Search our archive

Bismarck’s health insurance

By Stefan Bauernschuster, Anastasia Driva, Erik Hornung in Features, October 8, 2017

The model for today’s health insurance systems was Otto von Bismarck’s compulsory health insurance, introduced in the German Empire in 1884. contemporary mortality data to show that, by extending access to healthcare, Bismarck’s health insurance significantly reduced mortality rates for blue-collar workers

Catalonia: now what?

By Patrice de Beer in Politics, October 7, 2017

The time has come for Europe to make its voice heard, after Madrid’s brutal repression and failure to listen to many of its own people. “Rajoy has shown himself unable to foresee the crisis which has been brewing ever since the Constitutional Tribunal invalidated the “Estatut” in 2010.”

“Nothingwood” by Sonia Kronlund

By Allston Mitchell in Arts and Culture, September 14, 2017

Hollywood! Bollywood! Nollywood! Nothingwood! A gem of a documentary that took the Cannes Film Festival by storm. A wry look at the Afghan film industry through the life and career of Salim Shaheen.

Erdoğan: prophetic leader or political suicide?

By Daniel Petcu in Politics,

If Erdoğan persists in his callous quest, it will only be a matter of time before he succumbs to increasing economic pressure that will threaten to leave the country destitute.

Arms bazaar: needs wars, eats lives

By Paul Rogers in Politics,

A world of conflict and fear means boom time for big military companies. Wars and rumours of wars require constant supplies, and this is where that perennial of human activity, the arms bazaar, comes in.

Victory at last

By Tom Engelhardt in Politics, September 12, 2017

In America’s wars, failure is the new success. Three generals stand alone, except for President Trump’s own family members, at the pinnacle of power in Washington. Our losing wars, it seems, are a necessary backdrop for the ultimate winning war in our nation’s capital.

Yemen: a tragic tale of humanitarian hypocrisy

By Anastasia Kyriacou in Politics,

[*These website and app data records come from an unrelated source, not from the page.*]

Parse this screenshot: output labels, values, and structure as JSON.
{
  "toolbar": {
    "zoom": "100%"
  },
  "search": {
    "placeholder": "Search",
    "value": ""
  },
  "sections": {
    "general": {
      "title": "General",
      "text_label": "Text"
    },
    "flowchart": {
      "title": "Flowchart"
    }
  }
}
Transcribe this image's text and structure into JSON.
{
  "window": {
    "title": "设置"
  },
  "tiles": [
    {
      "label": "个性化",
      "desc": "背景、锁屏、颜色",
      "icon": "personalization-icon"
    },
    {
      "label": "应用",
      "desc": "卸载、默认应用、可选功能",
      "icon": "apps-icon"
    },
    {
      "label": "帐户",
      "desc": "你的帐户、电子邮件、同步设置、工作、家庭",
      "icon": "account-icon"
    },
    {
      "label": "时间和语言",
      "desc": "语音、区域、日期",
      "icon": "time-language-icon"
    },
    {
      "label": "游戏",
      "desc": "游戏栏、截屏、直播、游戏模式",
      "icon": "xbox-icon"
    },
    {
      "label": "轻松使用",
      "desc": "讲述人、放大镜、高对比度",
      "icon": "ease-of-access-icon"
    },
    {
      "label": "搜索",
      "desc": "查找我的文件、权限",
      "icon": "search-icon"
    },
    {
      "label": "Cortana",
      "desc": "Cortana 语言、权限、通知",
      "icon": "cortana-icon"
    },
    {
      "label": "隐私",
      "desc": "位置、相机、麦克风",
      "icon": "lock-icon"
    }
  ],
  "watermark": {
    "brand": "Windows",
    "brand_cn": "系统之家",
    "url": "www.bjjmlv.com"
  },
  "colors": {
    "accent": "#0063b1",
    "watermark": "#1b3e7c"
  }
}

Humanitarian crises around the world will fail to be resolved if the providers of aid are also the perpetrators of the conflict.

The new spring of A.I.

By Jacques Bughin, Eric Hazan in Features,

Artificial intelligence has been around since the 1950s, and has gone through many cycles of hype and ‘winters’. Based on a survey of senior executives from over 3,000 companies in ten countries, this column describes how artificial intelligence is experiencing a new spring and is here to stay.

Trump and the Geopolitics of Crazy

By John Feffer in Politics,

Some in the Trump administration are still eyeing regime change in North Korea. They’re missing what’s really going on over there. The fever dream of regime change has persisted in Washington for decades like a bad case of political malaria that repeated doses of realism have never quite eradicated.

The meaning of Dunkirk

By David Elstein in Arts and Culture, August 14, 2017

David Elstein, director of three episodes of the seminal “The World At War” series, finds Dunkirk to be a powerful film but one shorn of historical context. Here he fills in the vital gaps – and finds some curious anomalies.